• [THE TASK]: Count, in the entries, the lines with "accent". Answer with the number only.

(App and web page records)
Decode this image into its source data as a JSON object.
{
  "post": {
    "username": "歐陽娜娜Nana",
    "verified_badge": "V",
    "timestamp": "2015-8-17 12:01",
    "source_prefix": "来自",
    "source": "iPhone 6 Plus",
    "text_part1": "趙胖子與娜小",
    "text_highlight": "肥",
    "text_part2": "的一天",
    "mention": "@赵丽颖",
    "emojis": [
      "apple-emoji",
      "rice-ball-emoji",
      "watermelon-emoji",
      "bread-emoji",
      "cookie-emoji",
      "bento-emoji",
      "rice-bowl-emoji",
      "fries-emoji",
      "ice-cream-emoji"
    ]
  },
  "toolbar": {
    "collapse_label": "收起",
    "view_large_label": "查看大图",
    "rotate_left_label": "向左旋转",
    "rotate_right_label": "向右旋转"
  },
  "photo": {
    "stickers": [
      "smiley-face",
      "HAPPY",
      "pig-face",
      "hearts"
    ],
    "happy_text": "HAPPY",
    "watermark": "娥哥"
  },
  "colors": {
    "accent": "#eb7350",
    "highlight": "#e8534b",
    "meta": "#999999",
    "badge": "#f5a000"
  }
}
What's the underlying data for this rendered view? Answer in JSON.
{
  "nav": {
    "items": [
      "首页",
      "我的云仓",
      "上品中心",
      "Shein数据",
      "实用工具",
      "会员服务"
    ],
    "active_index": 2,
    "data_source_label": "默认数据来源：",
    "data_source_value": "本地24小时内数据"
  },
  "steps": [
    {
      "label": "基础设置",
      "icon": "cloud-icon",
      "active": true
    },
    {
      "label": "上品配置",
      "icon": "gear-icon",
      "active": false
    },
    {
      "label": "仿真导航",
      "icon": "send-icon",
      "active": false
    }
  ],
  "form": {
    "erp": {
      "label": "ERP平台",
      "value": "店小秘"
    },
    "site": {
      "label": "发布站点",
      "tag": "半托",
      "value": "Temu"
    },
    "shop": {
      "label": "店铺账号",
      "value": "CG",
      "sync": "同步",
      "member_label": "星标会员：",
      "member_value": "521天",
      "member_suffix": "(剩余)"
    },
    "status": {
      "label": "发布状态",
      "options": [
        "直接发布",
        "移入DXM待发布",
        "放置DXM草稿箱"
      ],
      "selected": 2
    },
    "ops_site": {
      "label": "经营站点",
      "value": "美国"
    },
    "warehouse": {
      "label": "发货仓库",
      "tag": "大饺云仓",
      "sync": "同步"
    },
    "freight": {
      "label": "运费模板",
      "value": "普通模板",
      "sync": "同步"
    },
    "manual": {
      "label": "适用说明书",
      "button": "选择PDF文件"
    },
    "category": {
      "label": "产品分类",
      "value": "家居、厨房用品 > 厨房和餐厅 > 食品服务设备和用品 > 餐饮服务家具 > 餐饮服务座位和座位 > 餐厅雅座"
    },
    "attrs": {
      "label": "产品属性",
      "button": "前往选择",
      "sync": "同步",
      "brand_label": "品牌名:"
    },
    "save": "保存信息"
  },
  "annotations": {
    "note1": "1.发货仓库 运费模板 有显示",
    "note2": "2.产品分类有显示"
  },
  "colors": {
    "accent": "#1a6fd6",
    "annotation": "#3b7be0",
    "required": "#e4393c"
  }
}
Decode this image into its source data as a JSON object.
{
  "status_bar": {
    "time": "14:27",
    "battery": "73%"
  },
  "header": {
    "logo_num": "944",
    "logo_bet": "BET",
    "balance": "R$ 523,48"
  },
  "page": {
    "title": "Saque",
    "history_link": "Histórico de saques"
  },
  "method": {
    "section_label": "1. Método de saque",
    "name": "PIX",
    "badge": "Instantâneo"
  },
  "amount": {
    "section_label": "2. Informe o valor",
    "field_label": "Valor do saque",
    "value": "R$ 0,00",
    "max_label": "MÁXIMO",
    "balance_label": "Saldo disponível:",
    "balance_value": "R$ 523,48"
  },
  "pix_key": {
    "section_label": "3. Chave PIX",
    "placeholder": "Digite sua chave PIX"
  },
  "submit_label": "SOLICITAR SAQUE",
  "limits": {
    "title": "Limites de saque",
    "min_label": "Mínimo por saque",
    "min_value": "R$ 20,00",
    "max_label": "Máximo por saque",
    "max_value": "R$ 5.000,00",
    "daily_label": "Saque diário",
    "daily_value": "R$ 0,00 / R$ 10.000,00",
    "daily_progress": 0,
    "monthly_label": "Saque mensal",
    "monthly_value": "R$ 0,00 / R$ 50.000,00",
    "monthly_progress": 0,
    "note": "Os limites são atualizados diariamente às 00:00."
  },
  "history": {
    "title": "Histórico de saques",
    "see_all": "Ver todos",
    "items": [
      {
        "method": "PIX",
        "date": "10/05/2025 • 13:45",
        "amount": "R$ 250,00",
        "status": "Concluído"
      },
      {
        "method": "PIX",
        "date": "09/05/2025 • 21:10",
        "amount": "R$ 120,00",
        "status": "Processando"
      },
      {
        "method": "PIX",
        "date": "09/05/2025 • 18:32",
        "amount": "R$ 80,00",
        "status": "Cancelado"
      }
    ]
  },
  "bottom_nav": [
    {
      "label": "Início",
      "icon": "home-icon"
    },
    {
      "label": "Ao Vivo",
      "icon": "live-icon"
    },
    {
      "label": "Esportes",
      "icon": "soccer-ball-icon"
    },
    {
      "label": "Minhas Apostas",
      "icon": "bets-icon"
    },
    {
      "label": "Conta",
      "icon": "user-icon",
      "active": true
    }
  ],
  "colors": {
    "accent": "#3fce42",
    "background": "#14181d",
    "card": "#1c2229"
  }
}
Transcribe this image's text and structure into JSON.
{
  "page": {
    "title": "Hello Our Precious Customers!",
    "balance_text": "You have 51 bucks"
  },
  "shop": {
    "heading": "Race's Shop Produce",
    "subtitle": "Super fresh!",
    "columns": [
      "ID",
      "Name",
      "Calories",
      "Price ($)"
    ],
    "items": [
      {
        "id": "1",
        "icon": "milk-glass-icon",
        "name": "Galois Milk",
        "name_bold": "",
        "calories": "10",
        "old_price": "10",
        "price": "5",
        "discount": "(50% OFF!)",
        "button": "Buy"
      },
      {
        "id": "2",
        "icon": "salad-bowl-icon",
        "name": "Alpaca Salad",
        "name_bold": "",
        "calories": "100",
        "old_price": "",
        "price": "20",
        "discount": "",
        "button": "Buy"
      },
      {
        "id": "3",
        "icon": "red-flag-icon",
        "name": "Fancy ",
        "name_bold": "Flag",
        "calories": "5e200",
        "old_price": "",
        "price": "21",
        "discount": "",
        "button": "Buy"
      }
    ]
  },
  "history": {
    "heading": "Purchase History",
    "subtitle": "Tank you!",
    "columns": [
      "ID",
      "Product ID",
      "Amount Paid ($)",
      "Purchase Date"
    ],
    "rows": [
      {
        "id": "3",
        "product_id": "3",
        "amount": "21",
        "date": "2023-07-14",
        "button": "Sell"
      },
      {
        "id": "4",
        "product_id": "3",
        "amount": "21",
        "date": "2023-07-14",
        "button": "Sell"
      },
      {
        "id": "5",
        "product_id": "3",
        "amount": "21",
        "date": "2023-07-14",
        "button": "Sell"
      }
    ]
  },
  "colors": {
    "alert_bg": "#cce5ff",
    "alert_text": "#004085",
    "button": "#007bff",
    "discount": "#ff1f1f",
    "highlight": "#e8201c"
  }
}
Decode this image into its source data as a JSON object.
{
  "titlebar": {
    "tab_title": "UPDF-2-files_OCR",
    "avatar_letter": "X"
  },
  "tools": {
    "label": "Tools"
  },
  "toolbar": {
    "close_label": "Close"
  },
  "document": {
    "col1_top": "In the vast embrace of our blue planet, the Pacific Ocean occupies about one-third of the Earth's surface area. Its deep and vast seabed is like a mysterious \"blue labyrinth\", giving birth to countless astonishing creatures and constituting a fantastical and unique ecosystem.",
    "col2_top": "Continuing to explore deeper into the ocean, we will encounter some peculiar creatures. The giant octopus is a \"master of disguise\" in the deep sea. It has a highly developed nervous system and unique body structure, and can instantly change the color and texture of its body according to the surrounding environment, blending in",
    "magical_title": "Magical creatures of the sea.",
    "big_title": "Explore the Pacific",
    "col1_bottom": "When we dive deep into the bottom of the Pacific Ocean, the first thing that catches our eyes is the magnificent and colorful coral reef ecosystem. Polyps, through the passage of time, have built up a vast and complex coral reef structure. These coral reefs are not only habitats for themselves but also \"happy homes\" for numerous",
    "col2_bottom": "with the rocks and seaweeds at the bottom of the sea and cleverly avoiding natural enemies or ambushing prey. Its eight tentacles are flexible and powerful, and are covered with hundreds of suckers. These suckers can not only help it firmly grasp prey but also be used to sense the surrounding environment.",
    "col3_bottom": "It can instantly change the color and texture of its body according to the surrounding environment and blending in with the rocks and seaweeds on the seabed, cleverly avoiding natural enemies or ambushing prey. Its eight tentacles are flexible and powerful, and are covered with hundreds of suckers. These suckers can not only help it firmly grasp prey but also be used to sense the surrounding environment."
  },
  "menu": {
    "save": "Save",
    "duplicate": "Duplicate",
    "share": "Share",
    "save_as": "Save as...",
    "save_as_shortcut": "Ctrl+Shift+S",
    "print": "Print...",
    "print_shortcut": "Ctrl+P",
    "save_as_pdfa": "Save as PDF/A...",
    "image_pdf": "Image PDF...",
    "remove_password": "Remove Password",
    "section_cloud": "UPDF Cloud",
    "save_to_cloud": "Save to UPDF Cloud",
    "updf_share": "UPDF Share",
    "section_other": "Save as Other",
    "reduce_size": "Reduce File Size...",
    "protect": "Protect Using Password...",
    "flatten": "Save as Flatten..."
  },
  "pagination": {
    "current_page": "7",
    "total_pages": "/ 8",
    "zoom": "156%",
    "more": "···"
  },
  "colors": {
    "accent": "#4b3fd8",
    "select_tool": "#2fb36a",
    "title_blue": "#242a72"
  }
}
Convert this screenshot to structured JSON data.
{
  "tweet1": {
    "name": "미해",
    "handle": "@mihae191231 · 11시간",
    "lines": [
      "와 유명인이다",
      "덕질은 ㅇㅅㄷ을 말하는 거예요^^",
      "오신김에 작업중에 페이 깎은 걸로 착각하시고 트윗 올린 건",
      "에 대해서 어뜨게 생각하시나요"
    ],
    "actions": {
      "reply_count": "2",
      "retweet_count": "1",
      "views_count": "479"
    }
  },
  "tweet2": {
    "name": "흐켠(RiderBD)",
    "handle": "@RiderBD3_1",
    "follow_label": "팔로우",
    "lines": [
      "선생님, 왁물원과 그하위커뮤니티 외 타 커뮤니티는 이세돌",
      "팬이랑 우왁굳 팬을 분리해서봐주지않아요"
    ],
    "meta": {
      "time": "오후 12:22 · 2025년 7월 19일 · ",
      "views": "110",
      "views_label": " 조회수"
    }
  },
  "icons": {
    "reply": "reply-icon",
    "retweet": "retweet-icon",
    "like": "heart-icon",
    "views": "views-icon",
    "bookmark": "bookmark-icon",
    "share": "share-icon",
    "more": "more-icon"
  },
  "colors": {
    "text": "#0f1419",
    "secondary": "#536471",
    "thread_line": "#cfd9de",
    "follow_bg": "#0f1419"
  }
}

• [WRITTEN REPLY]: 4